BEGIN

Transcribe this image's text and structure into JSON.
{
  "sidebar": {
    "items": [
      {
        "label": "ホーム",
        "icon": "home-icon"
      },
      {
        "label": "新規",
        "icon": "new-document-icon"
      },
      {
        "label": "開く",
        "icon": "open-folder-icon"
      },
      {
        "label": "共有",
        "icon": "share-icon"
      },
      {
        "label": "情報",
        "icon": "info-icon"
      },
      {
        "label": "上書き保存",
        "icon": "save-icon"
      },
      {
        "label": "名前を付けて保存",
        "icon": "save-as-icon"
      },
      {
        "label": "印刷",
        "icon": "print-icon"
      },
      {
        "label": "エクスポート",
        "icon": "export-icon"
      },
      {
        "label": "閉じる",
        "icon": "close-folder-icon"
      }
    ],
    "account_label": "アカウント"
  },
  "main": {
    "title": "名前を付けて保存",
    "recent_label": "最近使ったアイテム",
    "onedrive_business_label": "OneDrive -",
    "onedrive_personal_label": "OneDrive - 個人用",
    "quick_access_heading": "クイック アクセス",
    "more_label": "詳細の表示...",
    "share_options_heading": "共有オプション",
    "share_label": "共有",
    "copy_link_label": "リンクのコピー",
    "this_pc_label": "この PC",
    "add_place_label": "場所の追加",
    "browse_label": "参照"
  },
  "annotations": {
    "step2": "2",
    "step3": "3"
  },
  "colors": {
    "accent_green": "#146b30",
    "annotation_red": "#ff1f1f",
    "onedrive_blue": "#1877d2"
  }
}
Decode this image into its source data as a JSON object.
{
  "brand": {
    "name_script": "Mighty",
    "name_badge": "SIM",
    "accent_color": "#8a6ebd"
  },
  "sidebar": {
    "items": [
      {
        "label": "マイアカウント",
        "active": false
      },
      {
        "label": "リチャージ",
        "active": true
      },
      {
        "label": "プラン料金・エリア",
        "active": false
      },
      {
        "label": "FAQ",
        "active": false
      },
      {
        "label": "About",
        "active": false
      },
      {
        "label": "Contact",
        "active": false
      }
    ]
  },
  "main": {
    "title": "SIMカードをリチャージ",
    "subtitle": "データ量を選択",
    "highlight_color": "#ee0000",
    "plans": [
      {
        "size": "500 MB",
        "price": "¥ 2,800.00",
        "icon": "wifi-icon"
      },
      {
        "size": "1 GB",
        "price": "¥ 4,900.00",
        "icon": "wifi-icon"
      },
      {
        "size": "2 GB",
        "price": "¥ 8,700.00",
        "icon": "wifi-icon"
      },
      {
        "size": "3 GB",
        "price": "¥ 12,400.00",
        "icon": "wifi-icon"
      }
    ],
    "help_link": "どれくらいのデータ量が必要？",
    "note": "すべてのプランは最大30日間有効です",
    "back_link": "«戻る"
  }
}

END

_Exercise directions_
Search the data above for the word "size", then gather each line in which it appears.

_Response to this exercise_
        "size": "500 MB",
        "size": "1 GB",
        "size": "2 GB",
        "size": "3 GB",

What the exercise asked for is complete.